◆ **Your goal**:
Would you copy every record exactly as it stands and drop the pictures?

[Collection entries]
⁂

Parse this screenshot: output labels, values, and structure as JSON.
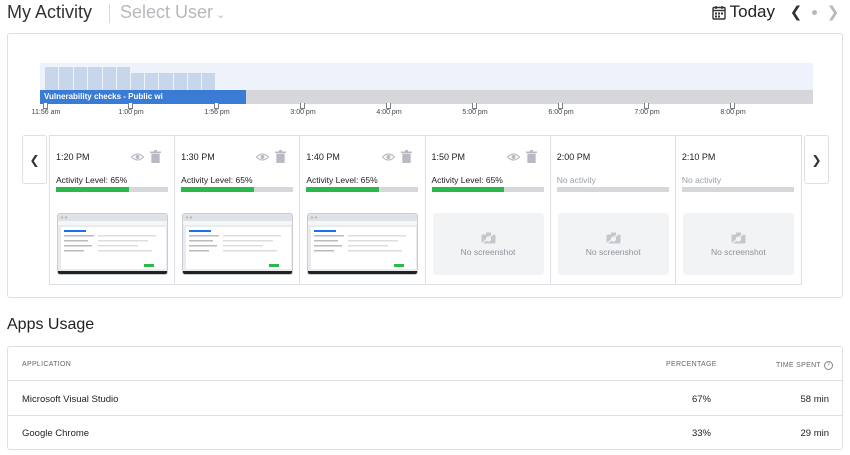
{
  "header": {
    "title": "My Activity",
    "user_select_label": "Select User",
    "date_label": "Today"
  },
  "timeline": {
    "task_label": "Vulnerability checks - Public wi",
    "ticks": [
      "11:56 am",
      "1:00 pm",
      "1:56 pm",
      "3:00 pm",
      "4:00 pm",
      "5:00 pm",
      "6:00 pm",
      "7:00 pm",
      "8:00 pm"
    ]
  },
  "slots": [
    {
      "time": "1:20 PM",
      "activity": "Activity Level: 65%",
      "level": 65,
      "has_screenshot": true
    },
    {
      "time": "1:30 PM",
      "activity": "Activity Level: 65%",
      "level": 65,
      "has_screenshot": true
    },
    {
      "time": "1:40 PM",
      "activity": "Activity Level: 65%",
      "level": 65,
      "has_screenshot": true
    },
    {
      "time": "1:50 PM",
      "activity": "Activity Level: 65%",
      "level": 65,
      "has_screenshot": false
    },
    {
      "time": "2:00 PM",
      "activity": "No activity",
      "level": 0,
      "has_screenshot": false
    },
    {
      "time": "2:10 PM",
      "activity": "No activity",
      "level": 0,
      "has_screenshot": false
    }
  ],
  "no_screenshot_label": "No screenshot",
  "apps_usage": {
    "title": "Apps Usage",
    "columns": {
      "application": "APPLICATION",
      "percentage": "PERCENTAGE",
      "time_spent": "TIME SPENT"
    },
    "rows": [
      {
        "app": "Microsoft Visual Studio",
        "percentage": "67%",
        "time": "58 min"
      },
      {
        "app": "Google Chrome",
        "percentage": "33%",
        "time": "29 min"
      }
    ]
  },
  "colors": {
    "accent": "#3a7bd5",
    "activity_green": "#2db84b",
    "track_gray": "#d5d7da"
  }
}
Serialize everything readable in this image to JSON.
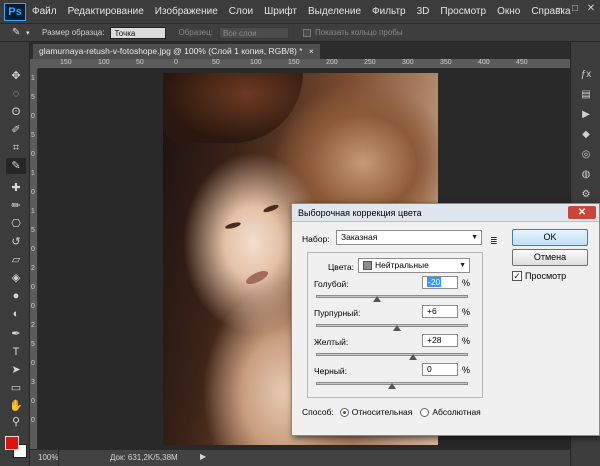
{
  "app": {
    "logo": "Ps"
  },
  "menu": [
    "Файл",
    "Редактирование",
    "Изображение",
    "Слои",
    "Шрифт",
    "Выделение",
    "Фильтр",
    "3D",
    "Просмотр",
    "Окно",
    "Справка"
  ],
  "window_controls": {
    "minimize": "–",
    "maximize": "□",
    "close": "✕"
  },
  "options_bar": {
    "tool_icon": "eyedropper-icon",
    "sample_size_label": "Размер образца:",
    "sample_size_value": "Точка",
    "sample_label": "Образец:",
    "sample_value": "Все слои",
    "show_ring_label": "Показать кольцо пробы"
  },
  "document": {
    "tab_title": "glamurnaya-retush-v-fotoshope.jpg @ 100% (Слой 1 копия, RGB/8) *",
    "tab_close": "×"
  },
  "ruler": {
    "h_ticks": [
      "150",
      "100",
      "50",
      "0",
      "50",
      "100",
      "150",
      "200",
      "250",
      "300",
      "350",
      "400",
      "450"
    ],
    "v_ticks": [
      "1",
      "5",
      "0",
      "5",
      "0",
      "1",
      "0",
      "1",
      "5",
      "0",
      "2",
      "0",
      "0",
      "2",
      "5",
      "0",
      "3",
      "0",
      "0"
    ]
  },
  "status_bar": {
    "zoom": "100%",
    "doc_info": "Док: 631,2K/5,38M",
    "arrow": "▶"
  },
  "colors": {
    "foreground": "#e21111",
    "background": "#ffffff",
    "accent": "#31a8ff"
  },
  "dialog": {
    "title": "Выборочная коррекция цвета",
    "close_label": "✕",
    "preset_label": "Набор:",
    "preset_value": "Заказная",
    "ok_label": "OK",
    "cancel_label": "Отмена",
    "preview_label": "Просмотр",
    "preview_checked": true,
    "colors_label": "Цвета:",
    "colors_value": "Нейтральные",
    "percent_sign": "%",
    "sliders": [
      {
        "label": "Голубой:",
        "value": "-20",
        "level": -20,
        "selected": true
      },
      {
        "label": "Пурпурный:",
        "value": "+6",
        "level": 6,
        "selected": false
      },
      {
        "label": "Желтый:",
        "value": "+28",
        "level": 28,
        "selected": false
      },
      {
        "label": "Черный:",
        "value": "0",
        "level": 0,
        "selected": false
      }
    ],
    "method_label": "Способ:",
    "method_relative": "Относительная",
    "method_absolute": "Абсолютная",
    "method_selected": "relative"
  }
}
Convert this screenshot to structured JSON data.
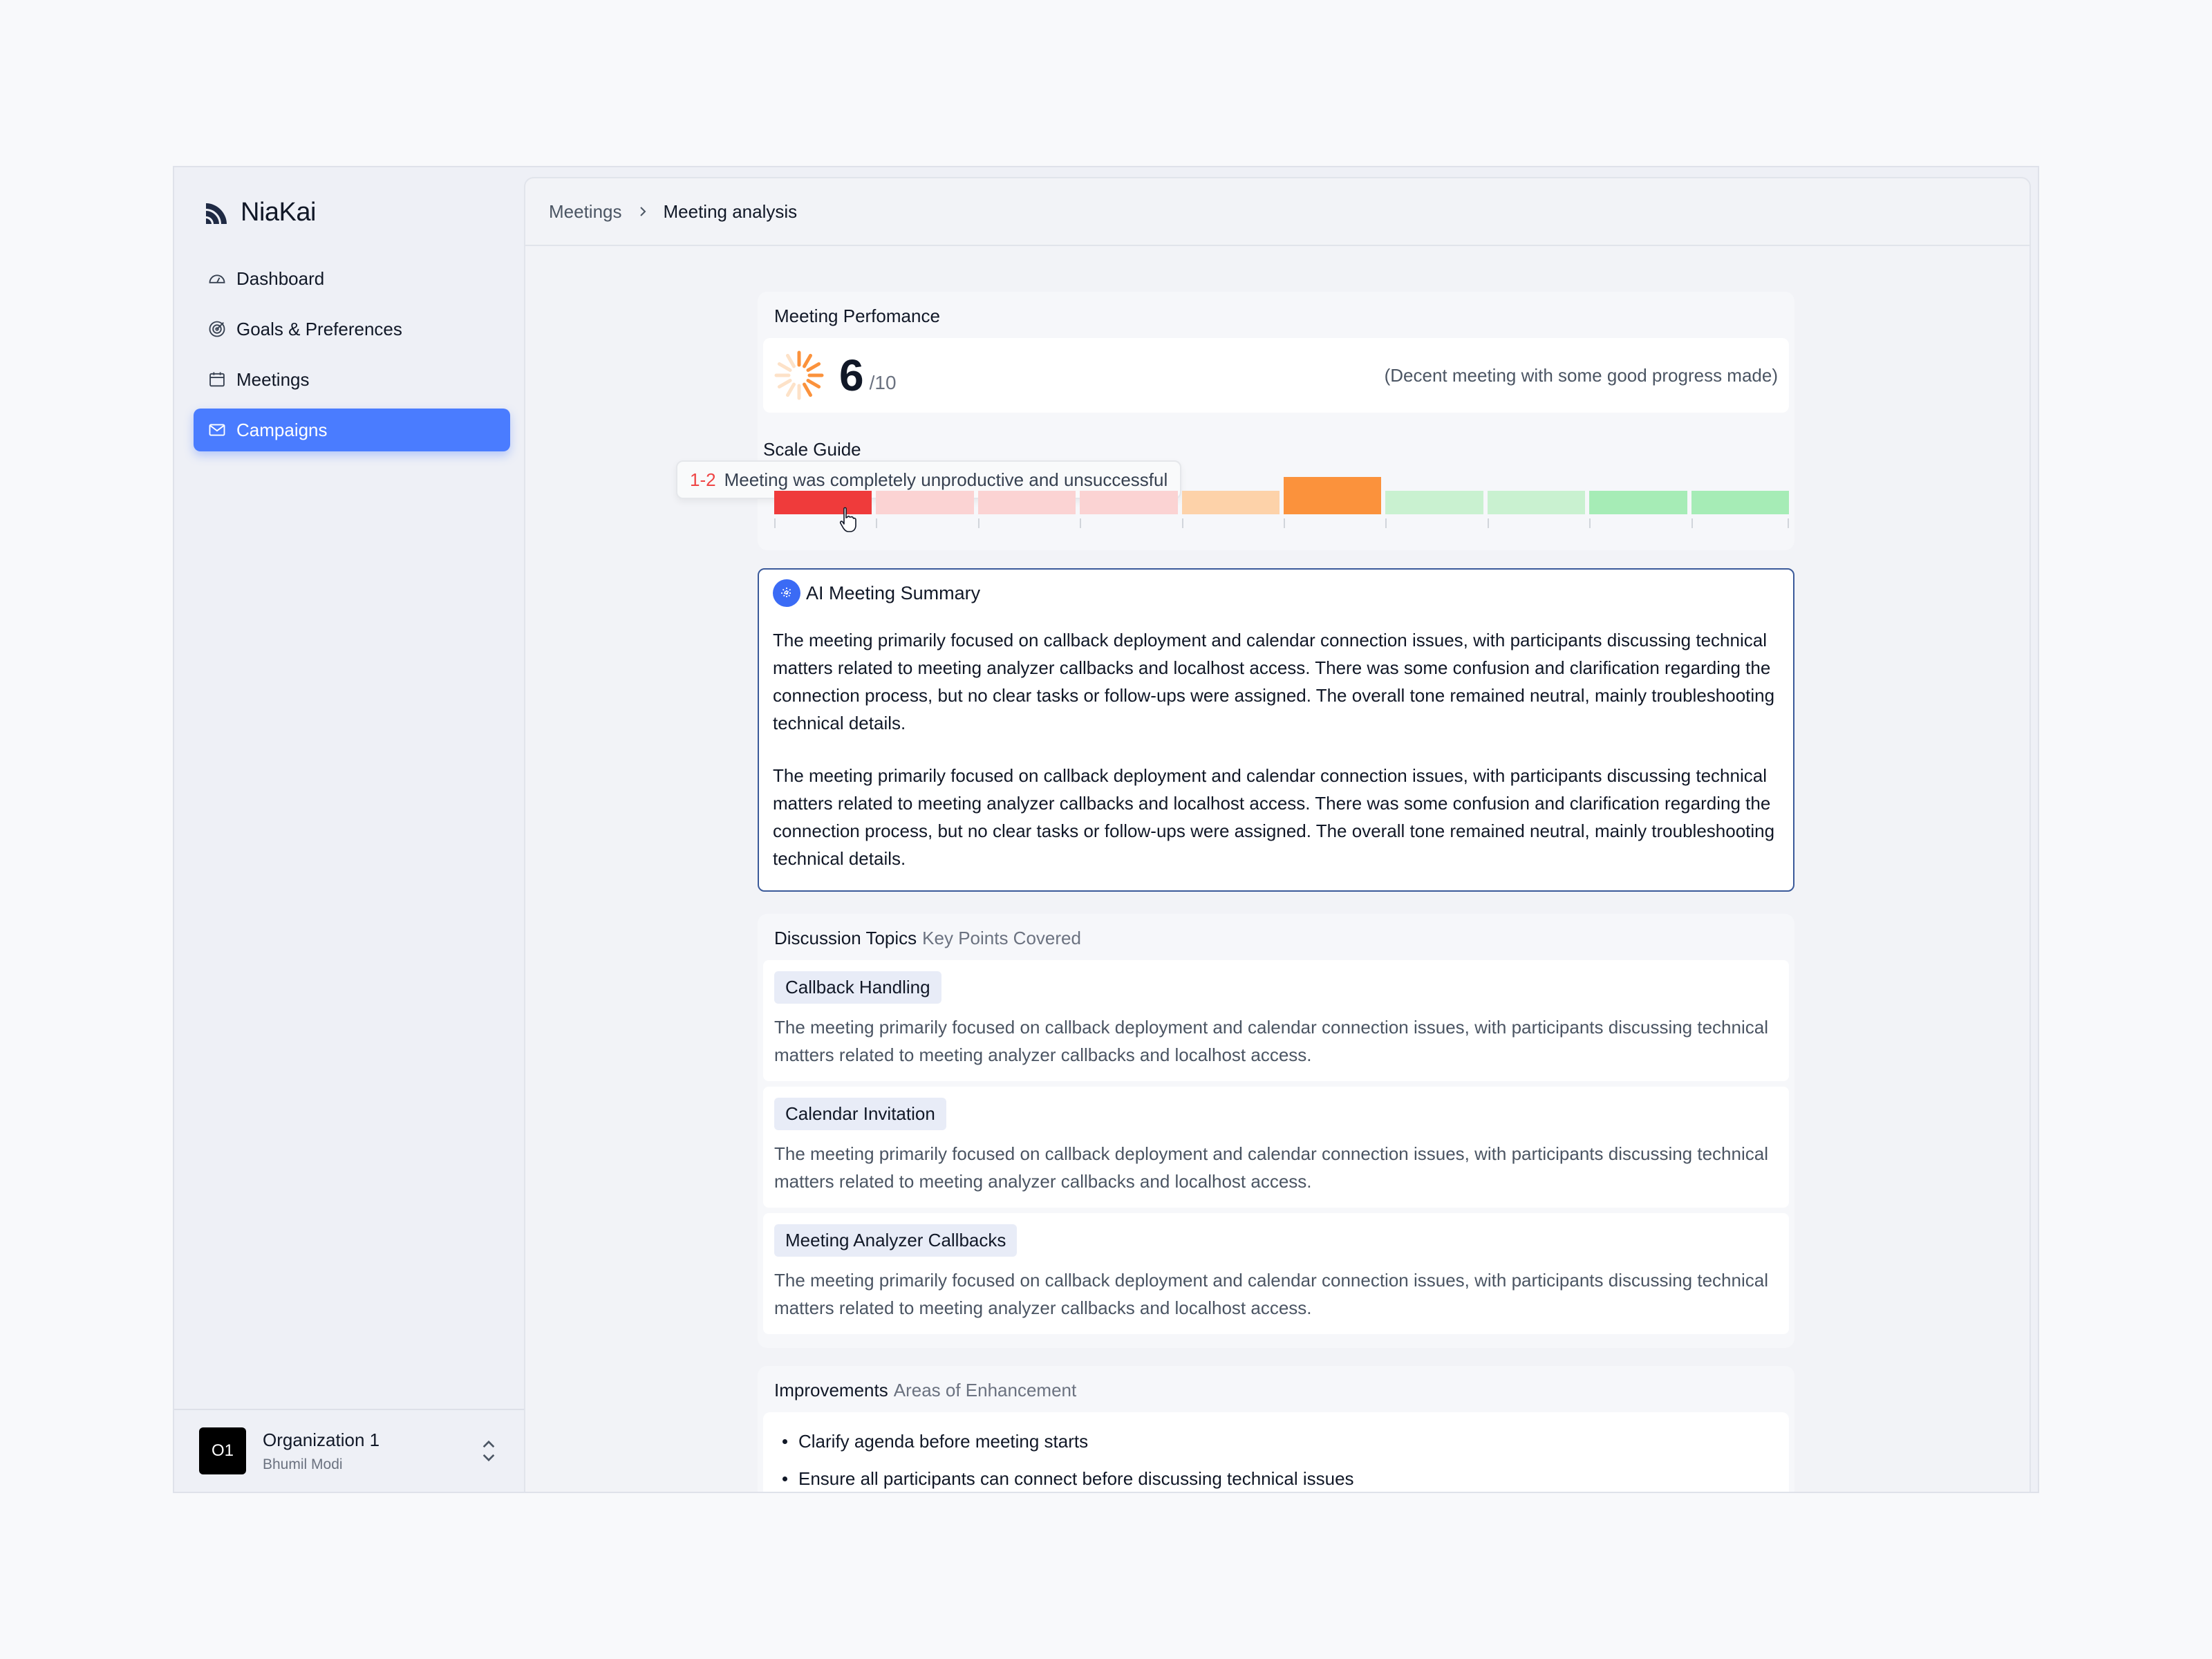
{
  "brand": {
    "name": "NiaKai"
  },
  "sidebar": {
    "items": [
      {
        "label": "Dashboard",
        "icon": "gauge-icon"
      },
      {
        "label": "Goals & Preferences",
        "icon": "target-icon"
      },
      {
        "label": "Meetings",
        "icon": "calendar-icon"
      },
      {
        "label": "Campaigns",
        "icon": "mail-icon",
        "active": true
      }
    ],
    "org": {
      "avatar": "O1",
      "name": "Organization 1",
      "user": "Bhumil Modi"
    }
  },
  "breadcrumb": {
    "parent": "Meetings",
    "current": "Meeting analysis"
  },
  "performance": {
    "title": "Meeting Perfomance",
    "score": "6",
    "denominator": "/10",
    "description": "(Decent meeting with some good progress made)",
    "scale_title": "Scale Guide",
    "scale_colors": [
      "#ef3b3b",
      "#fbd3d3",
      "#fbd3d3",
      "#fbd3d3",
      "#fdd2a9",
      "#fb923c",
      "#c9f1d0",
      "#c9f1d0",
      "#a6ecb6",
      "#a6ecb6"
    ],
    "selected_level": 6,
    "tooltip": {
      "range": "1-2",
      "text": "Meeting was completely unproductive and unsuccessful"
    }
  },
  "summary": {
    "title": "AI Meeting Summary",
    "paragraphs": [
      "The meeting primarily focused on callback deployment and calendar connection issues, with participants discussing technical matters related to meeting analyzer callbacks and localhost access. There was some confusion and clarification regarding the connection process, but no clear tasks or follow-ups were assigned. The overall tone remained neutral, mainly troubleshooting technical details.",
      "The meeting primarily focused on callback deployment and calendar connection issues, with participants discussing technical matters related to meeting analyzer callbacks and localhost access. There was some confusion and clarification regarding the connection process, but no clear tasks or follow-ups were assigned. The overall tone remained neutral, mainly troubleshooting technical details."
    ]
  },
  "topics": {
    "title": "Discussion Topics",
    "subtitle": "Key Points Covered",
    "items": [
      {
        "label": "Callback Handling",
        "text": "The meeting primarily focused on callback deployment and calendar connection issues, with participants discussing technical matters related to meeting analyzer callbacks and localhost access."
      },
      {
        "label": "Calendar Invitation",
        "text": "The meeting primarily focused on callback deployment and calendar connection issues, with participants discussing technical matters related to meeting analyzer callbacks and localhost access."
      },
      {
        "label": "Meeting Analyzer Callbacks",
        "text": "The meeting primarily focused on callback deployment and calendar connection issues, with participants discussing technical matters related to meeting analyzer callbacks and localhost access."
      }
    ]
  },
  "improvements": {
    "title": "Improvements",
    "subtitle": "Areas of Enhancement",
    "items": [
      "Clarify agenda before meeting starts",
      "Ensure all participants can connect before discussing technical issues"
    ]
  }
}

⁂

◆ **Exercise answer**:
Parse this screenshot: output labels, values, and structure as JSON.
{
  "header": {
    "title": "My Activity",
    "user_select_label": "Select User",
    "date_label": "Today"
  },
  "timeline": {
    "task_label": "Vulnerability checks - Public wi",
    "ticks": [
      "11:56 am",
      "1:00 pm",
      "1:56 pm",
      "3:00 pm",
      "4:00 pm",
      "5:00 pm",
      "6:00 pm",
      "7:00 pm",
      "8:00 pm"
    ]
  },
  "slots": [
    {
      "time": "1:20 PM",
      "activity": "Activity Level: 65%",
      "level": 65,
      "has_screenshot": true
    },
    {
      "time": "1:30 PM",
      "activity": "Activity Level: 65%",
      "level": 65,
      "has_screenshot": true
    },
    {
      "time": "1:40 PM",
      "activity": "Activity Level: 65%",
      "level": 65,
      "has_screenshot": true
    },
    {
      "time": "1:50 PM",
      "activity": "Activity Level: 65%",
      "level": 65,
      "has_screenshot": false
    },
    {
      "time": "2:00 PM",
      "activity": "No activity",
      "level": 0,
      "has_screenshot": false
    },
    {
      "time": "2:10 PM",
      "activity": "No activity",
      "level": 0,
      "has_screenshot": false
    }
  ],
  "no_screenshot_label": "No screenshot",
  "apps_usage": {
    "title": "Apps Usage",
    "columns": {
      "application": "APPLICATION",
      "percentage": "PERCENTAGE",
      "time_spent": "TIME SPENT"
    },
    "rows": [
      {
        "app": "Microsoft Visual Studio",
        "percentage": "67%",
        "time": "58 min"
      },
      {
        "app": "Google Chrome",
        "percentage": "33%",
        "time": "29 min"
      }
    ]
  },
  "colors": {
    "accent": "#3a7bd5",
    "activity_green": "#2db84b",
    "track_gray": "#d5d7da"
  }
}
Serialize everything readable in this image to JSON.
{
  "app": {
    "logo": "Ps"
  },
  "menu": [
    "Файл",
    "Редактирование",
    "Изображение",
    "Слои",
    "Шрифт",
    "Выделение",
    "Фильтр",
    "3D",
    "Просмотр",
    "Окно",
    "Справка"
  ],
  "window_controls": {
    "minimize": "–",
    "maximize": "□",
    "close": "✕"
  },
  "options_bar": {
    "tool_icon": "eyedropper-icon",
    "sample_size_label": "Размер образца:",
    "sample_size_value": "Точка",
    "sample_label": "Образец:",
    "sample_value": "Все слои",
    "show_ring_label": "Показать кольцо пробы"
  },
  "document": {
    "tab_title": "glamurnaya-retush-v-fotoshope.jpg @ 100% (Слой 1 копия, RGB/8) *",
    "tab_close": "×"
  },
  "ruler": {
    "h_ticks": [
      "150",
      "100",
      "50",
      "0",
      "50",
      "100",
      "150",
      "200",
      "250",
      "300",
      "350",
      "400",
      "450"
    ],
    "v_ticks": [
      "1",
      "5",
      "0",
      "5",
      "0",
      "1",
      "0",
      "1",
      "5",
      "0",
      "2",
      "0",
      "0",
      "2",
      "5",
      "0",
      "3",
      "0",
      "0"
    ]
  },
  "status_bar": {
    "zoom": "100%",
    "doc_info": "Док: 631,2K/5,38M",
    "arrow": "▶"
  },
  "colors": {
    "foreground": "#e21111",
    "background": "#ffffff",
    "accent": "#31a8ff"
  },
  "dialog": {
    "title": "Выборочная коррекция цвета",
    "close_label": "✕",
    "preset_label": "Набор:",
    "preset_value": "Заказная",
    "ok_label": "OK",
    "cancel_label": "Отмена",
    "preview_label": "Просмотр",
    "preview_checked": true,
    "colors_label": "Цвета:",
    "colors_value": "Нейтральные",
    "percent_sign": "%",
    "sliders": [
      {
        "label": "Голубой:",
        "value": "-20",
        "level": -20,
        "selected": true
      },
      {
        "label": "Пурпурный:",
        "value": "+6",
        "level": 6,
        "selected": false
      },
      {
        "label": "Желтый:",
        "value": "+28",
        "level": 28,
        "selected": false
      },
      {
        "label": "Черный:",
        "value": "0",
        "level": 0,
        "selected": false
      }
    ],
    "method_label": "Способ:",
    "method_relative": "Относительная",
    "method_absolute": "Абсолютная",
    "method_selected": "relative"
  }
}
Convert this screenshot to structured JSON data.
{
  "brand": {
    "name": "NiaKai"
  },
  "sidebar": {
    "items": [
      {
        "label": "Dashboard",
        "icon": "gauge-icon"
      },
      {
        "label": "Goals & Preferences",
        "icon": "target-icon"
      },
      {
        "label": "Meetings",
        "icon": "calendar-icon"
      },
      {
        "label": "Campaigns",
        "icon": "mail-icon",
        "active": true
      }
    ],
    "org": {
      "avatar": "O1",
      "name": "Organization 1",
      "user": "Bhumil Modi"
    }
  },
  "breadcrumb": {
    "parent": "Meetings",
    "current": "Meeting analysis"
  },
  "performance": {
    "title": "Meeting Perfomance",
    "score": "6",
    "denominator": "/10",
    "description": "(Decent meeting with some good progress made)",
    "scale_title": "Scale Guide",
    "scale_colors": [
      "#ef3b3b",
      "#fbd3d3",
      "#fbd3d3",
      "#fbd3d3",
      "#fdd2a9",
      "#fb923c",
      "#c9f1d0",
      "#c9f1d0",
      "#a6ecb6",
      "#a6ecb6"
    ],
    "selected_level": 6,
    "tooltip": {
      "range": "1-2",
      "text": "Meeting was completely unproductive and unsuccessful"
    }
  },
  "summary": {
    "title": "AI Meeting Summary",
    "paragraphs": [
      "The meeting primarily focused on callback deployment and calendar connection issues, with participants discussing technical matters related to meeting analyzer callbacks and localhost access. There was some confusion and clarification regarding the connection process, but no clear tasks or follow-ups were assigned. The overall tone remained neutral, mainly troubleshooting technical details.",
      "The meeting primarily focused on callback deployment and calendar connection issues, with participants discussing technical matters related to meeting analyzer callbacks and localhost access. There was some confusion and clarification regarding the connection process, but no clear tasks or follow-ups were assigned. The overall tone remained neutral, mainly troubleshooting technical details."
    ]
  },
  "topics": {
    "title": "Discussion Topics",
    "subtitle": "Key Points Covered",
    "items": [
      {
        "label": "Callback Handling",
        "text": "The meeting primarily focused on callback deployment and calendar connection issues, with participants discussing technical matters related to meeting analyzer callbacks and localhost access."
      },
      {
        "label": "Calendar Invitation",
        "text": "The meeting primarily focused on callback deployment and calendar connection issues, with participants discussing technical matters related to meeting analyzer callbacks and localhost access."
      },
      {
        "label": "Meeting Analyzer Callbacks",
        "text": "The meeting primarily focused on callback deployment and calendar connection issues, with participants discussing technical matters related to meeting analyzer callbacks and localhost access."
      }
    ]
  },
  "improvements": {
    "title": "Improvements",
    "subtitle": "Areas of Enhancement",
    "items": [
      "Clarify agenda before meeting starts",
      "Ensure all participants can connect before discussing technical issues"
    ]
  }
}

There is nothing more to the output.